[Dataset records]

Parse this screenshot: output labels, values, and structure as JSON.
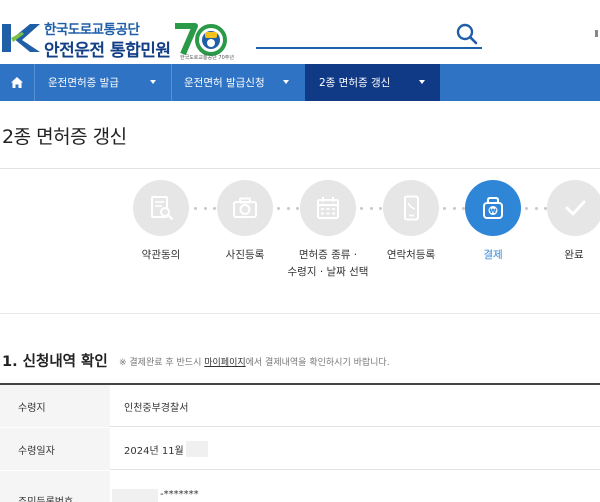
{
  "header": {
    "org_name": "한국도로교통공단",
    "site_name": "안전운전 통합민원",
    "anniversary_sub": "한국도로교통공단 70주년",
    "search_placeholder": ""
  },
  "nav": {
    "items": [
      {
        "label": "운전면허증 발급"
      },
      {
        "label": "운전면허 발급신청"
      },
      {
        "label": "2종 면허증 갱신"
      }
    ]
  },
  "page": {
    "title": "2종 면허증 갱신"
  },
  "steps": [
    {
      "label": "약관동의",
      "icon": "document-search-icon"
    },
    {
      "label": "사진등록",
      "icon": "camera-icon"
    },
    {
      "label_line1": "면허증 종류 ·",
      "label_line2": "수령지 · 날짜 선택",
      "icon": "calendar-icon"
    },
    {
      "label": "연락처등록",
      "icon": "phone-icon"
    },
    {
      "label": "결제",
      "icon": "won-wallet-icon"
    },
    {
      "label": "완료",
      "icon": "check-icon"
    }
  ],
  "section": {
    "title": "1. 신청내역 확인",
    "note_prefix": "※ 결제완료 후 반드시 ",
    "note_link": "마이페이지",
    "note_suffix": "에서 결제내역을 확인하시기 바랍니다."
  },
  "table": {
    "rows": [
      {
        "label": "수령지",
        "value": "인천중부경찰서"
      },
      {
        "label": "수령일자",
        "value": "2024년 11월"
      },
      {
        "label": "주민등록번호",
        "value": "-*******"
      }
    ]
  },
  "colors": {
    "brand_blue": "#2f73c4",
    "nav_active": "#113a86",
    "step_active": "#2f86d6"
  }
}
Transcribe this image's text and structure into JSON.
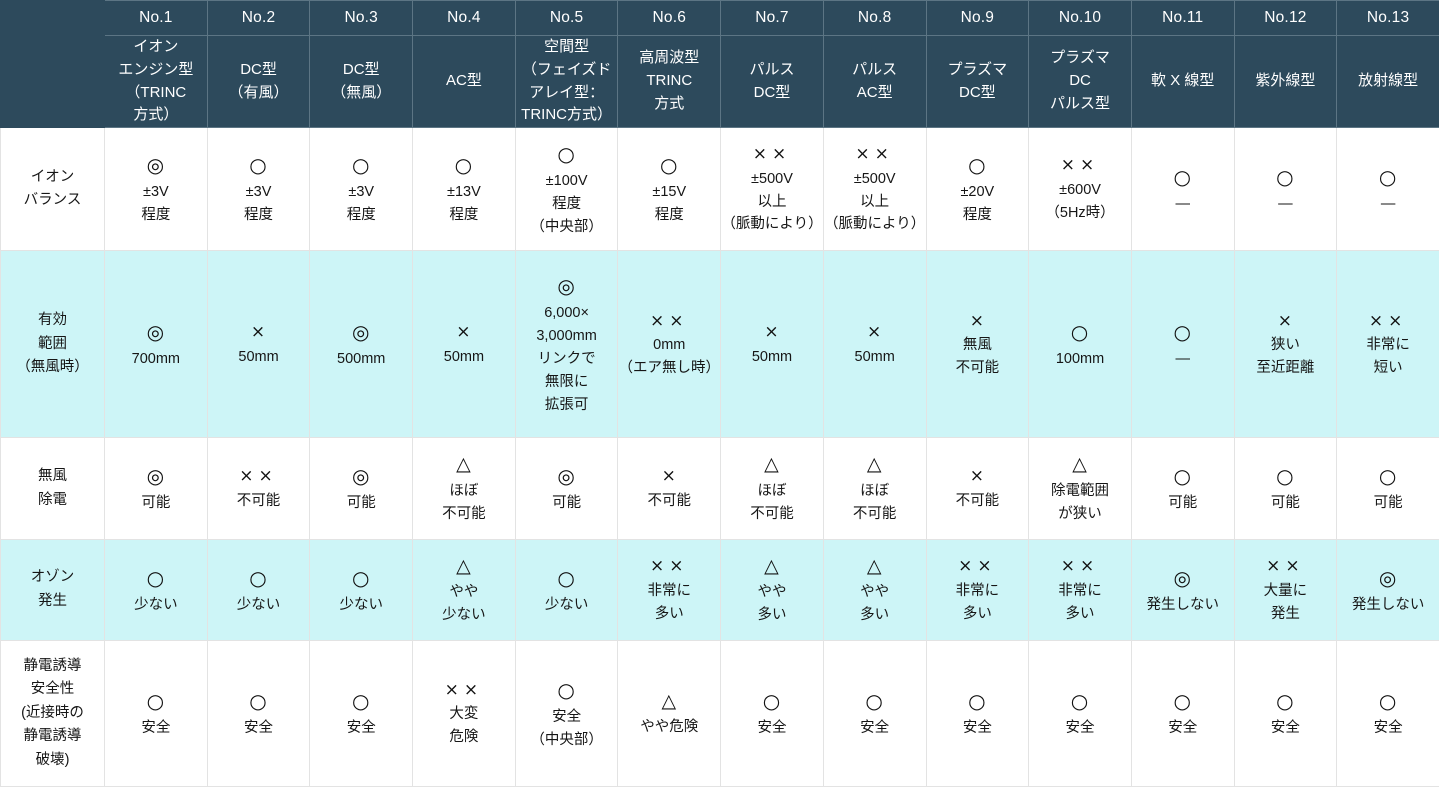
{
  "table": {
    "colors": {
      "header_bg": "#2d4a5c",
      "header_text": "#ffffff",
      "tint_row_bg": "#cdf5f7",
      "plain_row_bg": "#ffffff",
      "grid_line": "#e3e3e3",
      "body_text": "#161616"
    },
    "corner_label": "",
    "columns": [
      {
        "no": "No.1",
        "name_lines": [
          "イオン",
          "エンジン型",
          "（TRINC",
          "方式）"
        ]
      },
      {
        "no": "No.2",
        "name_lines": [
          "DC型",
          "（有風）"
        ]
      },
      {
        "no": "No.3",
        "name_lines": [
          "DC型",
          "（無風）"
        ]
      },
      {
        "no": "No.4",
        "name_lines": [
          "AC型"
        ]
      },
      {
        "no": "No.5",
        "name_lines": [
          "空間型",
          "（フェイズド",
          "アレイ型：",
          "TRINC方式）"
        ]
      },
      {
        "no": "No.6",
        "name_lines": [
          "高周波型",
          "TRINC",
          "方式"
        ]
      },
      {
        "no": "No.7",
        "name_lines": [
          "パルス",
          "DC型"
        ]
      },
      {
        "no": "No.8",
        "name_lines": [
          "パルス",
          "AC型"
        ]
      },
      {
        "no": "No.9",
        "name_lines": [
          "プラズマ",
          "DC型"
        ]
      },
      {
        "no": "No.10",
        "name_lines": [
          "プラズマ",
          "DC",
          "パルス型"
        ]
      },
      {
        "no": "No.11",
        "name_lines": [
          "軟 X 線型"
        ]
      },
      {
        "no": "No.12",
        "name_lines": [
          "紫外線型"
        ]
      },
      {
        "no": "No.13",
        "name_lines": [
          "放射線型"
        ]
      }
    ],
    "rows": [
      {
        "id": "ion-balance",
        "tint": false,
        "label_lines": [
          "イオン",
          "バランス"
        ],
        "cells": [
          {
            "symbol": "◎",
            "sym_kind": "dbl",
            "text_lines": [
              "±3V",
              "程度"
            ]
          },
          {
            "symbol": "○",
            "sym_kind": "circ",
            "text_lines": [
              "±3V",
              "程度"
            ]
          },
          {
            "symbol": "○",
            "sym_kind": "circ",
            "text_lines": [
              "±3V",
              "程度"
            ]
          },
          {
            "symbol": "○",
            "sym_kind": "circ",
            "text_lines": [
              "±13V",
              "程度"
            ]
          },
          {
            "symbol": "○",
            "sym_kind": "circ",
            "text_lines": [
              "±100V",
              "程度",
              "（中央部）"
            ]
          },
          {
            "symbol": "○",
            "sym_kind": "circ",
            "text_lines": [
              "±15V",
              "程度"
            ]
          },
          {
            "symbol": "××",
            "sym_kind": "x2",
            "text_lines": [
              "±500V",
              "以上",
              "（脈動により）"
            ]
          },
          {
            "symbol": "××",
            "sym_kind": "x2",
            "text_lines": [
              "±500V",
              "以上",
              "（脈動により）"
            ]
          },
          {
            "symbol": "○",
            "sym_kind": "circ",
            "text_lines": [
              "±20V",
              "程度"
            ]
          },
          {
            "symbol": "××",
            "sym_kind": "x2",
            "text_lines": [
              "±600V",
              "（5Hz時）"
            ]
          },
          {
            "symbol": "○",
            "sym_kind": "circ",
            "text_lines": [
              "—"
            ]
          },
          {
            "symbol": "○",
            "sym_kind": "circ",
            "text_lines": [
              "—"
            ]
          },
          {
            "symbol": "○",
            "sym_kind": "circ",
            "text_lines": [
              "—"
            ]
          }
        ]
      },
      {
        "id": "effective-range",
        "tint": true,
        "label_lines": [
          "有効",
          "範囲",
          "（無風時）"
        ],
        "cells": [
          {
            "symbol": "◎",
            "sym_kind": "dbl",
            "text_lines": [
              "700mm"
            ]
          },
          {
            "symbol": "×",
            "sym_kind": "x1",
            "text_lines": [
              "50mm"
            ]
          },
          {
            "symbol": "◎",
            "sym_kind": "dbl",
            "text_lines": [
              "500mm"
            ]
          },
          {
            "symbol": "×",
            "sym_kind": "x1",
            "text_lines": [
              "50mm"
            ]
          },
          {
            "symbol": "◎",
            "sym_kind": "dbl",
            "text_lines": [
              "6,000×",
              "3,000mm",
              "リンクで",
              "無限に",
              "拡張可"
            ]
          },
          {
            "symbol": "××",
            "sym_kind": "x2",
            "text_lines": [
              "0mm",
              "（エア無し時）"
            ]
          },
          {
            "symbol": "×",
            "sym_kind": "x1",
            "text_lines": [
              "50mm"
            ]
          },
          {
            "symbol": "×",
            "sym_kind": "x1",
            "text_lines": [
              "50mm"
            ]
          },
          {
            "symbol": "×",
            "sym_kind": "x1",
            "text_lines": [
              "無風",
              "不可能"
            ]
          },
          {
            "symbol": "○",
            "sym_kind": "circ",
            "text_lines": [
              "100mm"
            ]
          },
          {
            "symbol": "○",
            "sym_kind": "circ",
            "text_lines": [
              "—"
            ]
          },
          {
            "symbol": "×",
            "sym_kind": "x1",
            "text_lines": [
              "狭い",
              "至近距離"
            ]
          },
          {
            "symbol": "××",
            "sym_kind": "x2",
            "text_lines": [
              "非常に",
              "短い"
            ]
          }
        ]
      },
      {
        "id": "windless-static-removal",
        "tint": false,
        "label_lines": [
          "無風",
          "除電"
        ],
        "cells": [
          {
            "symbol": "◎",
            "sym_kind": "dbl",
            "text_lines": [
              "可能"
            ]
          },
          {
            "symbol": "××",
            "sym_kind": "x2",
            "text_lines": [
              "不可能"
            ]
          },
          {
            "symbol": "◎",
            "sym_kind": "dbl",
            "text_lines": [
              "可能"
            ]
          },
          {
            "symbol": "△",
            "sym_kind": "tri",
            "text_lines": [
              "ほぼ",
              "不可能"
            ]
          },
          {
            "symbol": "◎",
            "sym_kind": "dbl",
            "text_lines": [
              "可能"
            ]
          },
          {
            "symbol": "×",
            "sym_kind": "x1",
            "text_lines": [
              "不可能"
            ]
          },
          {
            "symbol": "△",
            "sym_kind": "tri",
            "text_lines": [
              "ほぼ",
              "不可能"
            ]
          },
          {
            "symbol": "△",
            "sym_kind": "tri",
            "text_lines": [
              "ほぼ",
              "不可能"
            ]
          },
          {
            "symbol": "×",
            "sym_kind": "x1",
            "text_lines": [
              "不可能"
            ]
          },
          {
            "symbol": "△",
            "sym_kind": "tri",
            "text_lines": [
              "除電範囲",
              "が狭い"
            ]
          },
          {
            "symbol": "○",
            "sym_kind": "circ",
            "text_lines": [
              "可能"
            ]
          },
          {
            "symbol": "○",
            "sym_kind": "circ",
            "text_lines": [
              "可能"
            ]
          },
          {
            "symbol": "○",
            "sym_kind": "circ",
            "text_lines": [
              "可能"
            ]
          }
        ]
      },
      {
        "id": "ozone-generation",
        "tint": true,
        "label_lines": [
          "オゾン",
          "発生"
        ],
        "cells": [
          {
            "symbol": "○",
            "sym_kind": "circ",
            "text_lines": [
              "少ない"
            ]
          },
          {
            "symbol": "○",
            "sym_kind": "circ",
            "text_lines": [
              "少ない"
            ]
          },
          {
            "symbol": "○",
            "sym_kind": "circ",
            "text_lines": [
              "少ない"
            ]
          },
          {
            "symbol": "△",
            "sym_kind": "tri",
            "text_lines": [
              "やや",
              "少ない"
            ]
          },
          {
            "symbol": "○",
            "sym_kind": "circ",
            "text_lines": [
              "少ない"
            ]
          },
          {
            "symbol": "××",
            "sym_kind": "x2",
            "text_lines": [
              "非常に",
              "多い"
            ]
          },
          {
            "symbol": "△",
            "sym_kind": "tri",
            "text_lines": [
              "やや",
              "多い"
            ]
          },
          {
            "symbol": "△",
            "sym_kind": "tri",
            "text_lines": [
              "やや",
              "多い"
            ]
          },
          {
            "symbol": "××",
            "sym_kind": "x2",
            "text_lines": [
              "非常に",
              "多い"
            ]
          },
          {
            "symbol": "××",
            "sym_kind": "x2",
            "text_lines": [
              "非常に",
              "多い"
            ]
          },
          {
            "symbol": "◎",
            "sym_kind": "dbl",
            "text_lines": [
              "発生しない"
            ]
          },
          {
            "symbol": "××",
            "sym_kind": "x2",
            "text_lines": [
              "大量に",
              "発生"
            ]
          },
          {
            "symbol": "◎",
            "sym_kind": "dbl",
            "text_lines": [
              "発生しない"
            ]
          }
        ]
      },
      {
        "id": "electrostatic-induction-safety",
        "tint": false,
        "label_lines": [
          "静電誘導",
          "安全性",
          "(近接時の",
          "静電誘導",
          "破壊)"
        ],
        "cells": [
          {
            "symbol": "○",
            "sym_kind": "circ",
            "text_lines": [
              "安全"
            ]
          },
          {
            "symbol": "○",
            "sym_kind": "circ",
            "text_lines": [
              "安全"
            ]
          },
          {
            "symbol": "○",
            "sym_kind": "circ",
            "text_lines": [
              "安全"
            ]
          },
          {
            "symbol": "××",
            "sym_kind": "x2",
            "text_lines": [
              "大変",
              "危険"
            ]
          },
          {
            "symbol": "○",
            "sym_kind": "circ",
            "text_lines": [
              "安全",
              "（中央部）"
            ]
          },
          {
            "symbol": "△",
            "sym_kind": "tri",
            "text_lines": [
              "やや危険"
            ]
          },
          {
            "symbol": "○",
            "sym_kind": "circ",
            "text_lines": [
              "安全"
            ]
          },
          {
            "symbol": "○",
            "sym_kind": "circ",
            "text_lines": [
              "安全"
            ]
          },
          {
            "symbol": "○",
            "sym_kind": "circ",
            "text_lines": [
              "安全"
            ]
          },
          {
            "symbol": "○",
            "sym_kind": "circ",
            "text_lines": [
              "安全"
            ]
          },
          {
            "symbol": "○",
            "sym_kind": "circ",
            "text_lines": [
              "安全"
            ]
          },
          {
            "symbol": "○",
            "sym_kind": "circ",
            "text_lines": [
              "安全"
            ]
          },
          {
            "symbol": "○",
            "sym_kind": "circ",
            "text_lines": [
              "安全"
            ]
          }
        ]
      }
    ]
  }
}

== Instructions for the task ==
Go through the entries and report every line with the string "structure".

== Exercise solution ==
Parse this screenshot: output labels, values, and structure as JSON.
Transcribe this image's text and structure into JSON.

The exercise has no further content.